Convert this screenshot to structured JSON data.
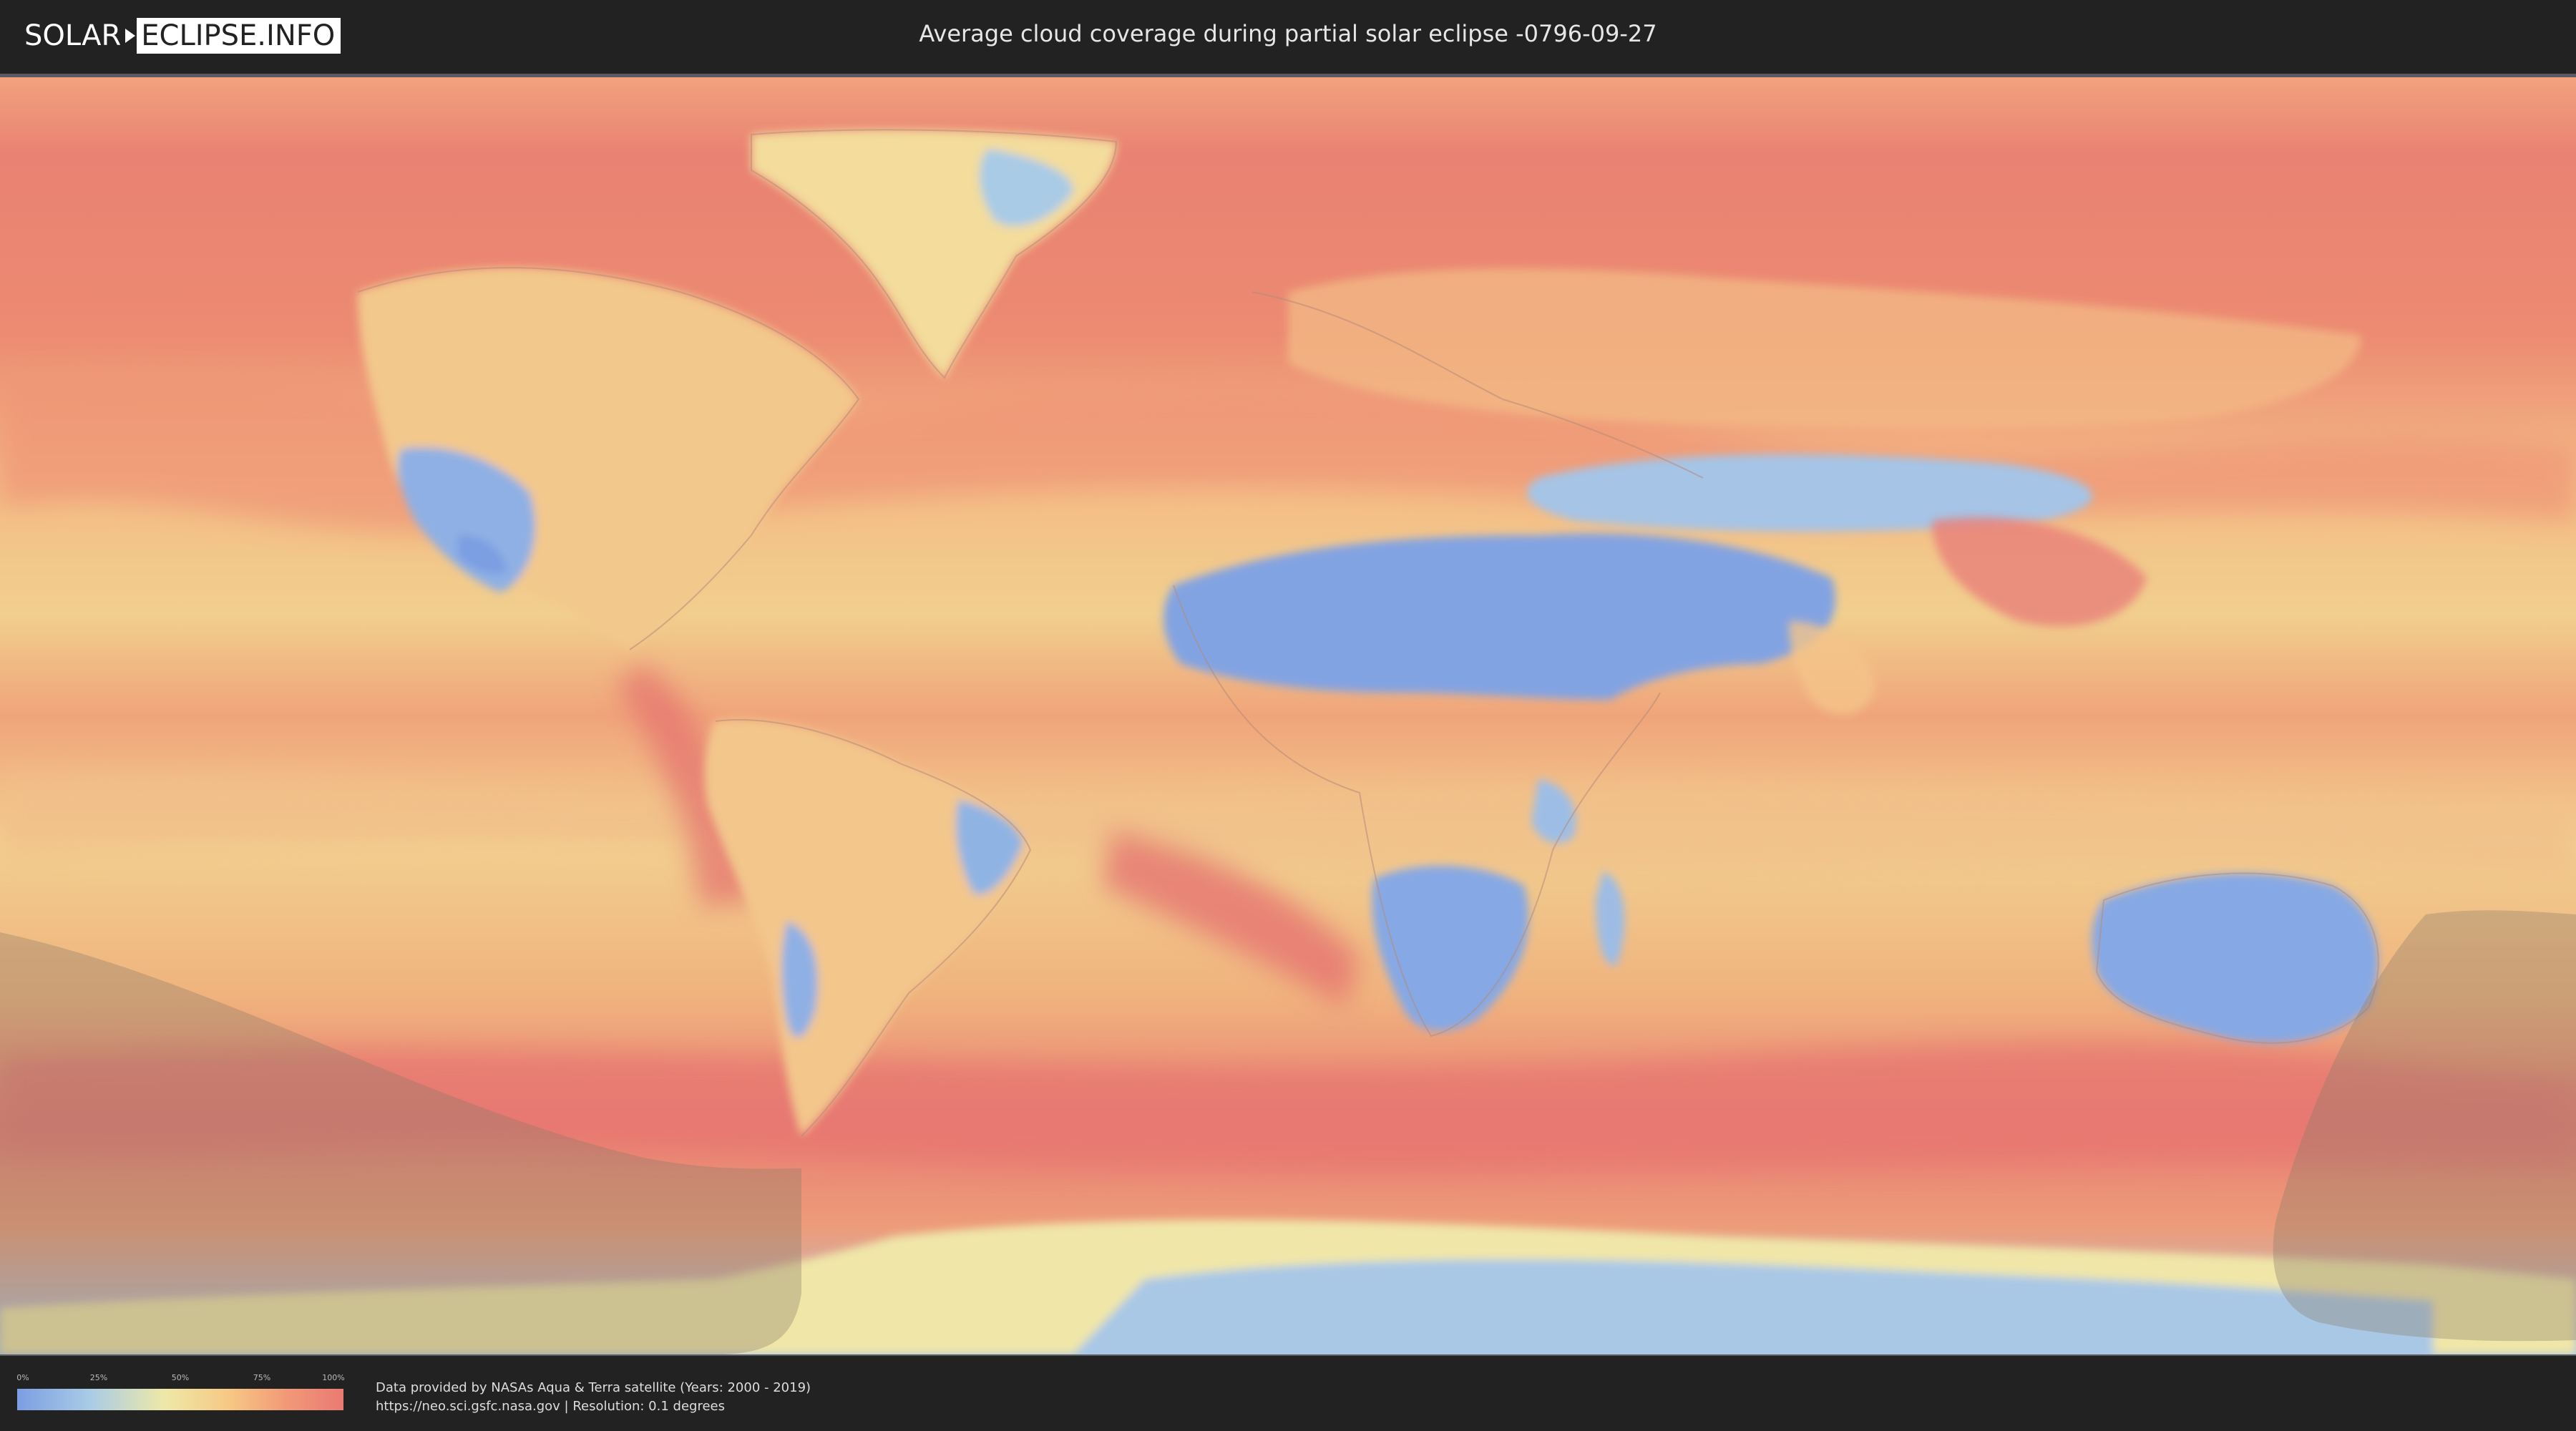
{
  "header": {
    "logo_left": "SOLAR",
    "logo_right": "ECLIPSE.INFO",
    "title": "Average cloud coverage during partial solar eclipse -0796-09-27"
  },
  "map": {
    "description_icon": "world-cloud-map",
    "colors": {
      "clear": "#7c9ee2",
      "low": "#a8cbe7",
      "mid": "#eee8a8",
      "high": "#f6c884",
      "very_high": "#ea7a72",
      "eclipse_overlay": "#8a7a66"
    }
  },
  "legend": {
    "ticks": [
      "0%",
      "25%",
      "50%",
      "75%",
      "100%"
    ]
  },
  "footer": {
    "credit_line1": "Data provided by NASAs Aqua & Terra satellite (Years: 2000 - 2019)",
    "credit_line2": "https://neo.sci.gsfc.nasa.gov | Resolution: 0.1 degrees"
  }
}
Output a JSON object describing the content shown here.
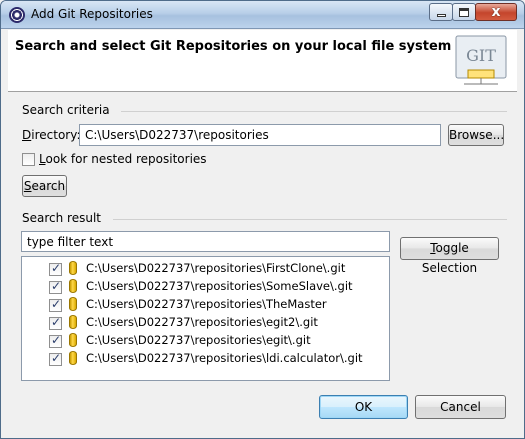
{
  "window": {
    "title": "Add Git Repositories",
    "close_glyph": "x"
  },
  "banner": {
    "title": "Search and select Git Repositories on your local file system",
    "logo_text": "GIT"
  },
  "criteria": {
    "section_label": "Search criteria",
    "directory_label_u": "D",
    "directory_label_rest": "irectory:",
    "directory_value": "C:\\Users\\D022737\\repositories",
    "browse_label": "Browse...",
    "nested_label_u": "L",
    "nested_label_rest": "ook for nested repositories",
    "nested_checked": false,
    "search_label_u": "S",
    "search_label_rest": "earch"
  },
  "result": {
    "section_label": "Search result",
    "filter_placeholder": "type filter text",
    "toggle_label_u": "T",
    "toggle_label_rest": "oggle Selection",
    "items": [
      {
        "path": "C:\\Users\\D022737\\repositories\\FirstClone\\.git",
        "checked": true
      },
      {
        "path": "C:\\Users\\D022737\\repositories\\SomeSlave\\.git",
        "checked": true
      },
      {
        "path": "C:\\Users\\D022737\\repositories\\TheMaster",
        "checked": true
      },
      {
        "path": "C:\\Users\\D022737\\repositories\\egit2\\.git",
        "checked": true
      },
      {
        "path": "C:\\Users\\D022737\\repositories\\egit\\.git",
        "checked": true
      },
      {
        "path": "C:\\Users\\D022737\\repositories\\ldi.calculator\\.git",
        "checked": true
      }
    ]
  },
  "footer": {
    "ok_label": "OK",
    "cancel_label": "Cancel"
  },
  "colors": {
    "titlebar": "#b8cfe8",
    "default_button_border": "#3c7fb1",
    "repo_icon": "#ffd84a"
  },
  "icons": {
    "app": "eclipse-icon",
    "logo": "git-logo-icon",
    "repo": "repository-icon"
  }
}
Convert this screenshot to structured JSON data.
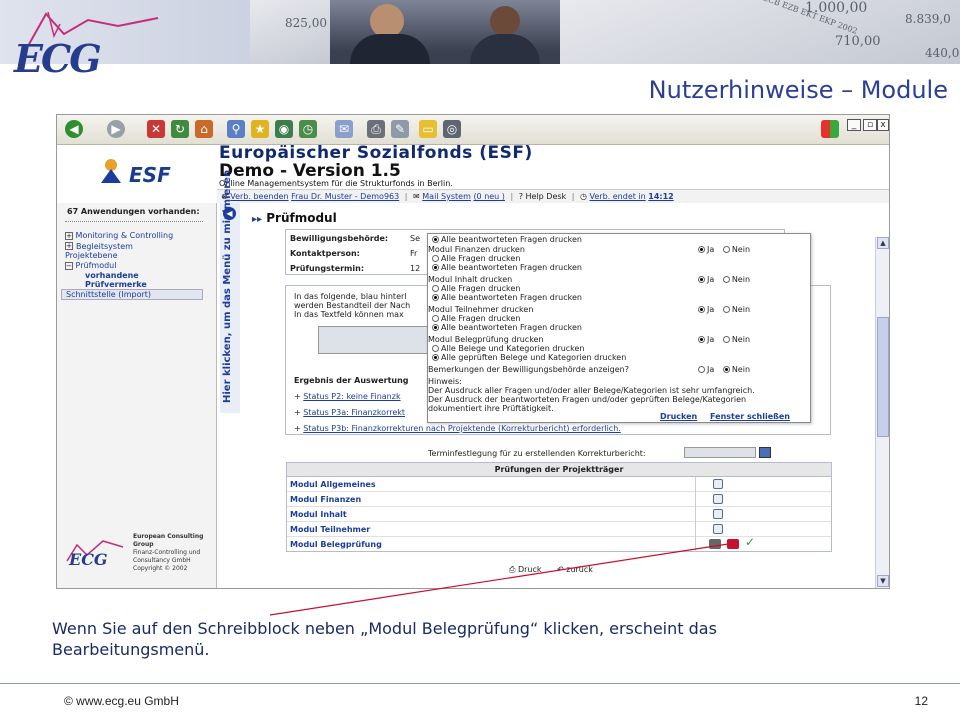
{
  "slide": {
    "title": "Nutzerhinweise – Module",
    "logo_text": "ECG",
    "caption": "Wenn Sie auf den Schreibblock neben „Modul Belegprüfung“ klicken, erscheint das Bearbeitungsmenü.",
    "footer_left": "© www.ecg.eu GmbH",
    "page_number": "12",
    "banner_numbers": [
      "825,00",
      "1.000,00",
      "8.839,0",
      "710,00",
      "440,0"
    ],
    "banner_ticket": "ECB EZB EKT EKP 2002"
  },
  "browser": {
    "header": {
      "logo": "ESF",
      "title": "Europäischer Sozialfonds (ESF)",
      "subtitle": "Demo - Version 1.5",
      "tagline": "Online Managementsystem für die Strukturfonds in Berlin."
    },
    "navbar": {
      "logout": "Verb. beenden",
      "user": "Frau Dr. Muster - Demo963",
      "mail": "Mail System",
      "mail_count": "(0 neu )",
      "help": "Help Desk",
      "session": "Verb. endet in",
      "session_time": "14:12"
    },
    "sidebar": {
      "count": "67 Anwendungen vorhanden:",
      "items": [
        {
          "label": "Monitoring & Controlling"
        },
        {
          "label": "Begleitsystem Projektebene"
        },
        {
          "label": "Prüfmodul"
        }
      ],
      "sub_items": [
        "vorhandene Prüfvermerke"
      ],
      "active": "Schnittstelle (Import)",
      "company": "European Consulting Group",
      "company_sub1": "Finanz-Controlling und",
      "company_sub2": "Consultancy GmbH",
      "copyright": "Copyright © 2002"
    },
    "side_tab": "Hier klicken, um das Menü zu minimieren",
    "content": {
      "title": "Prüfmodul",
      "info_labels": [
        "Bewilligungsbehörde:",
        "Kontaktperson:",
        "Prüfungstermin:"
      ],
      "info_values": [
        "Se",
        "Fr",
        "12"
      ],
      "text_lines": [
        "In das folgende, blau hinterl",
        "werden Bestandteil der Nach",
        "In das Textfeld können max"
      ],
      "result_title": "Ergebnis der Auswertung",
      "status_links": [
        "Status P2: keine Finanzk",
        "Status P3a: Finanzkorrekt",
        "Status P3b: Finanzkorrekturen nach Projektende (Korrekturbericht) erforderlich."
      ],
      "deadline_label": "Terminfestlegung für zu erstellenden Korrekturbericht:"
    },
    "popup": {
      "sections": [
        {
          "heading": "",
          "options": [
            "Alle beantworteten Fragen drucken"
          ],
          "selected": 0,
          "yes": null
        },
        {
          "heading": "Modul Finanzen drucken",
          "options": [
            "Alle Fragen drucken",
            "Alle beantworteten Fragen drucken"
          ],
          "selected": 1,
          "yes": true
        },
        {
          "heading": "Modul Inhalt drucken",
          "options": [
            "Alle Fragen drucken",
            "Alle beantworteten Fragen drucken"
          ],
          "selected": 1,
          "yes": true
        },
        {
          "heading": "Modul Teilnehmer drucken",
          "options": [
            "Alle Fragen drucken",
            "Alle beantworteten Fragen drucken"
          ],
          "selected": 1,
          "yes": true
        },
        {
          "heading": "Modul Belegprüfung drucken",
          "options": [
            "Alle Belege und Kategorien drucken",
            "Alle geprüften Belege und Kategorien drucken"
          ],
          "selected": 1,
          "yes": true
        }
      ],
      "remarks": "Bemerkungen der Bewilligungsbehörde anzeigen?",
      "yes_label": "Ja",
      "no_label": "Nein",
      "hint_title": "Hinweis:",
      "hint_lines": [
        "Der Ausdruck aller Fragen und/oder aller Belege/Kategorien ist sehr umfangreich.",
        "Der Ausdruck der beantworteten Fragen und/oder geprüften Belege/Kategorien",
        "dokumentiert ihre Prüftätigkeit."
      ],
      "print": "Drucken",
      "close": "Fenster schließen"
    },
    "table": {
      "title": "Prüfungen der Projektträger",
      "rows": [
        "Modul Allgemeines",
        "Modul Finanzen",
        "Modul Inhalt",
        "Modul Teilnehmer",
        "Modul Belegprüfung"
      ]
    },
    "bottom_buttons": {
      "print": "Druck",
      "back": "zurück"
    },
    "colors": {
      "accent_blue": "#1c3d9b",
      "title_blue": "#2b3f96",
      "annotation_red": "#c8102e",
      "check_green": "#2a9a2a"
    }
  }
}
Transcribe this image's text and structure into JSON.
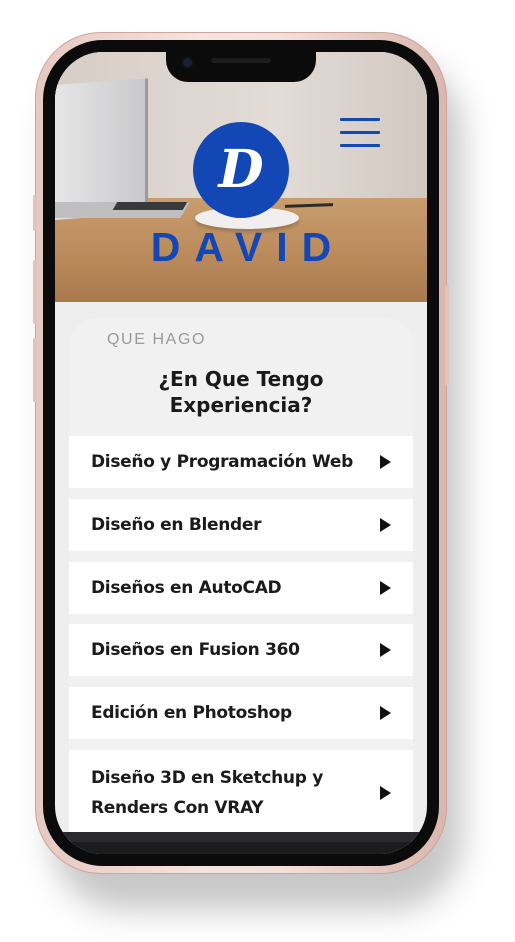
{
  "header": {
    "logo_letter": "D",
    "brand_name": "DAVID"
  },
  "section": {
    "kicker": "QUE HAGO",
    "title": "¿En Que Tengo Experiencia?"
  },
  "services": [
    "Diseño y Programación Web",
    "Diseño en Blender",
    "Diseños en AutoCAD",
    "Diseños en Fusion 360",
    "Edición en Photoshop",
    "Diseño 3D en Sketchup y Renders Con VRAY"
  ],
  "colors": {
    "accent": "#1347b5",
    "card_bg": "#f1f1f1",
    "item_bg": "#ffffff",
    "text": "#1b1b1b"
  }
}
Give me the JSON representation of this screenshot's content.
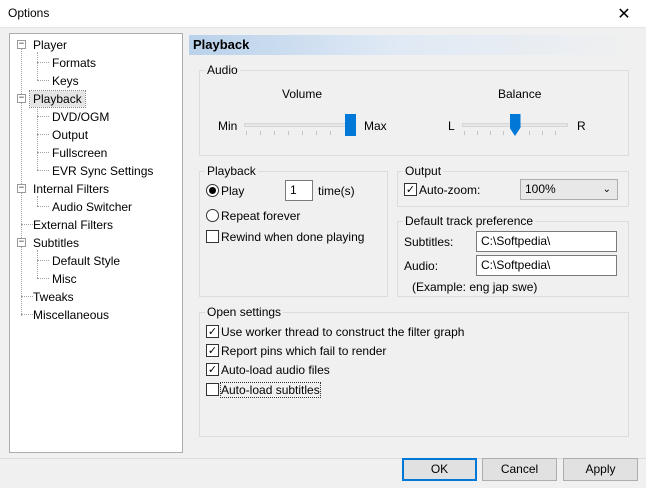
{
  "window": {
    "title": "Options",
    "close_glyph": "✕"
  },
  "tree": {
    "items": [
      {
        "label": "Player",
        "level": 0,
        "expander": "−"
      },
      {
        "label": "Formats",
        "level": 1
      },
      {
        "label": "Keys",
        "level": 1
      },
      {
        "label": "Playback",
        "level": 0,
        "expander": "−",
        "selected": true
      },
      {
        "label": "DVD/OGM",
        "level": 1
      },
      {
        "label": "Output",
        "level": 1
      },
      {
        "label": "Fullscreen",
        "level": 1
      },
      {
        "label": "EVR Sync Settings",
        "level": 1
      },
      {
        "label": "Internal Filters",
        "level": 0,
        "expander": "−"
      },
      {
        "label": "Audio Switcher",
        "level": 1
      },
      {
        "label": "External Filters",
        "level": 0
      },
      {
        "label": "Subtitles",
        "level": 0,
        "expander": "−"
      },
      {
        "label": "Default Style",
        "level": 1
      },
      {
        "label": "Misc",
        "level": 1
      },
      {
        "label": "Tweaks",
        "level": 0
      },
      {
        "label": "Miscellaneous",
        "level": 0
      }
    ]
  },
  "page": {
    "title": "Playback"
  },
  "audio": {
    "label": "Audio",
    "volume": {
      "title": "Volume",
      "min_label": "Min",
      "max_label": "Max",
      "value_fraction": 1.0
    },
    "balance": {
      "title": "Balance",
      "left_label": "L",
      "right_label": "R",
      "value_fraction": 0.5
    }
  },
  "playback": {
    "label": "Playback",
    "play_label": "Play",
    "play_count": "1",
    "times_label": "time(s)",
    "repeat_label": "Repeat forever",
    "rewind_label": "Rewind when done playing",
    "play_selected": true,
    "rewind_checked": false
  },
  "output": {
    "label": "Output",
    "autozoom_label": "Auto-zoom:",
    "autozoom_checked": true,
    "zoom_value": "100%",
    "chevron": "⌄"
  },
  "track_pref": {
    "label": "Default track preference",
    "subtitles_label": "Subtitles:",
    "subtitles_value": "C:\\Softpedia\\",
    "audio_label": "Audio:",
    "audio_value": "C:\\Softpedia\\",
    "example": "(Example: eng jap swe)"
  },
  "open_settings": {
    "label": "Open settings",
    "items": [
      {
        "label": "Use worker thread to construct the filter graph",
        "checked": true
      },
      {
        "label": "Report pins which fail to render",
        "checked": true
      },
      {
        "label": "Auto-load audio files",
        "checked": true
      },
      {
        "label": "Auto-load subtitles",
        "checked": false
      }
    ]
  },
  "buttons": {
    "ok": "OK",
    "cancel": "Cancel",
    "apply": "Apply"
  },
  "check_glyph": "✓",
  "accent_color": "#0078d7"
}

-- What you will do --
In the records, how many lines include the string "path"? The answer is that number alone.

-- Result below --
6